Types of antidepressants

Antidepressants have been on the market for decades.  The newer SSRI (selective serotonin reuptake inhibitors) and SNRI (serotonin-norepinphrine reuptake inhibitors) drugs are now preferred to the older type drugs such as monoamine oxidase inhibitors (MAOIs) and tricyclics which had more side effects and were more dangerous in overdose.

Withdrawal symptoms

Almost two-third of patients experience withdrawal symptoms

The withdrawal symptoms for benzodiazepines and antidepressants have been found to be similar.

A literature review reports that withdrawal symptoms can occur with any SSRI but were more frequent with paroxetine. Symptoms can persist for up to a year or more.

Withdrawal Symptoms after SSRI Discontinuation: A Systematic Review.  Fava G et al, Psychotherapy and Psychosomatics, 2015, 84: 72-81

Withdrawal symptoms after SSRI discontinuation

New Classification of SSRI Withdrawal. G Chouinard, V Chouinard, Psychotherapy and Psychosomatics, 2015, 84: 63-71

SSRI Withdrawal New Classification 2015

Are antidepressants effective?

Research has shown that antidepressants are largely ineffective for mild depression.  The RCPsych states that 50-65% of patients who take antidepressants will benefit compared to 25-30% who take a placebo pill.   In other words, only 25-35% will derive some real benefit.

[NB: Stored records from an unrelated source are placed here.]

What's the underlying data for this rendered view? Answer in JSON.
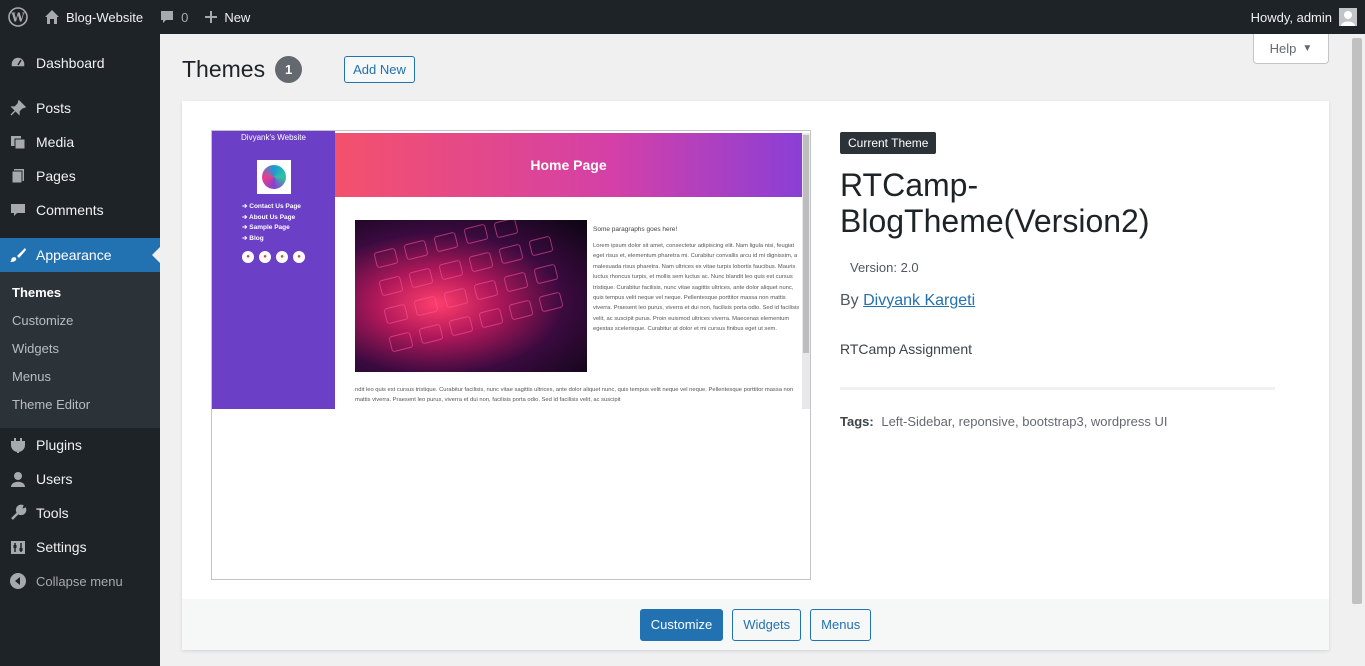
{
  "adminbar": {
    "site_name": "Blog-Website",
    "comments_count": "0",
    "new_label": "New",
    "howdy": "Howdy, admin"
  },
  "sidebar": {
    "items": [
      {
        "label": "Dashboard",
        "icon": "dashboard-icon"
      },
      {
        "label": "Posts",
        "icon": "pin-icon"
      },
      {
        "label": "Media",
        "icon": "media-icon"
      },
      {
        "label": "Pages",
        "icon": "pages-icon"
      },
      {
        "label": "Comments",
        "icon": "comment-icon"
      },
      {
        "label": "Appearance",
        "icon": "brush-icon"
      },
      {
        "label": "Plugins",
        "icon": "plugin-icon"
      },
      {
        "label": "Users",
        "icon": "user-icon"
      },
      {
        "label": "Tools",
        "icon": "wrench-icon"
      },
      {
        "label": "Settings",
        "icon": "settings-icon"
      }
    ],
    "submenu": [
      "Themes",
      "Customize",
      "Widgets",
      "Menus",
      "Theme Editor"
    ],
    "collapse_label": "Collapse menu"
  },
  "page": {
    "title": "Themes",
    "count": "1",
    "add_new": "Add New",
    "help": "Help"
  },
  "screenshot": {
    "site_title": "Divyank's Website",
    "links": [
      "Contact Us Page",
      "About Us Page",
      "Sample Page",
      "Blog"
    ],
    "hero": "Home Page",
    "para_title": "Some paragraphs goes here!",
    "para": "Lorem ipsum dolor sit amet, consectetur adipiscing elit. Nam ligula nisi, feugiat eget risus et, elementum pharetra mi. Curabitur convallis arcu id mi dignissim, a malesuada risus pharetra. Nam ultrices ex vitae turpis lobortis faucibus. Mauris luctus rhoncus turpis, et mollis sem luctus ac. Nunc blandit leo quis est cursus tristique. Curabitur facilisis, nunc vitae sagittis ultrices, ante dolor aliquet nunc, quis tempus velit neque vel neque. Pellentesque porttitor massa non mattis viverra. Praesent leo purus, viverra et dui non, facilisis porta odio. Sed id facilisis velit, ac suscipit purus. Proin euismod ultrices viverra. Maecenas elementum egestas scelerisque. Curabitur at dolor et mi cursus finibus eget ut sem.",
    "para2": "ndit leo quis est cursus tristique. Curabitur facilisis, nunc vitae sagittis ultrices, ante dolor aliquet nunc, quis tempus velit neque vel neque. Pellentesque porttitor massa non mattis viverra. Praesent leo purus, viverra et dui non, facilisis porta odio. Sed id facilisis velit, ac suscipit"
  },
  "theme": {
    "badge": "Current Theme",
    "name": "RTCamp-BlogTheme(Version2)",
    "version": "Version: 2.0",
    "by": "By",
    "author": "Divyank Kargeti",
    "description": "RTCamp Assignment",
    "tags_label": "Tags:",
    "tags": "Left-Sidebar, reponsive, bootstrap3, wordpress UI"
  },
  "actions": {
    "customize": "Customize",
    "widgets": "Widgets",
    "menus": "Menus"
  },
  "colors": {
    "accent": "#2271b1",
    "adminbar_bg": "#1d2327",
    "theme_sidebar": "#6b3fc6"
  }
}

Rates of prescribing in Scotland

In Scotland, as in the UK as a whole, the prescribing of antidepressants has been increasing year on year, while the issuing of benzodiazepines has been on the decline.

The number of items prescribed in Scotland rose from 3.5 million in 2004/5 to 5.8 million items in 2014/15.  The Scottish Government attempted to curb prescribing but had to abandon its target in 2010. In 2014/15, a total of 814,181 patients in Scotland were prescribed at least one antidepressant, an increase of 28.5% since 2009/10 (633.791 patients).  In 2016, this had risen to 877,453 patients, about 17 per cent of the population.  Nearly 579,000 prescriptions were given to female patients, compared with 299,000 male patients.

Why are prescribing rates increasing?

The mean score for adults on the Warwick-Edinburgh Mental Wellbeing Scale has changed little between 2008 and 2016.  The mean score fell from 51.0 in 2006 to 50.0 in 2008, and has remained at a similar level since (ranging between 49.7 and 50.0).

General Health Questionnaire (GHQ-12) scores have remained stable since 1995 with only minor fluctuations over time.  Adult life satisfaction levels have not changed significantly since 2008.

The adult population (over 16) of Scotland is around 4,259,600.  Consequently, around one in five adults were prescribed at least one antidepressant in 2014/15. Yet, in 2012, 74% of adults described their health as good or very good.  This suggests that most adults who have some sort of health problem is being prescribed an antidepressant.

Research studies of antidepressant prescribing by GPs in Scotland and England confirm that the rise is not due to an increase in the number of new cases of depression.  The study in England showed that an increase in long-term prescribing was largely responsible for the overall increase in antidepressant prescribing.

Antidepressant prescribing rates across Europe.

Some countries have higher prescribing rates compared to the UK.  France, Germany and The Netherlands have lower prescribing rates.

Misrepresenting harms in antidepressant trials, Editorial, Dr Joanna Moncrieff, 2016

Suicidality and aggression during antidepressant treatment: systematic review and meta-analyses based on clinical study reports, Cochrane Collaboration, Denmark, 2016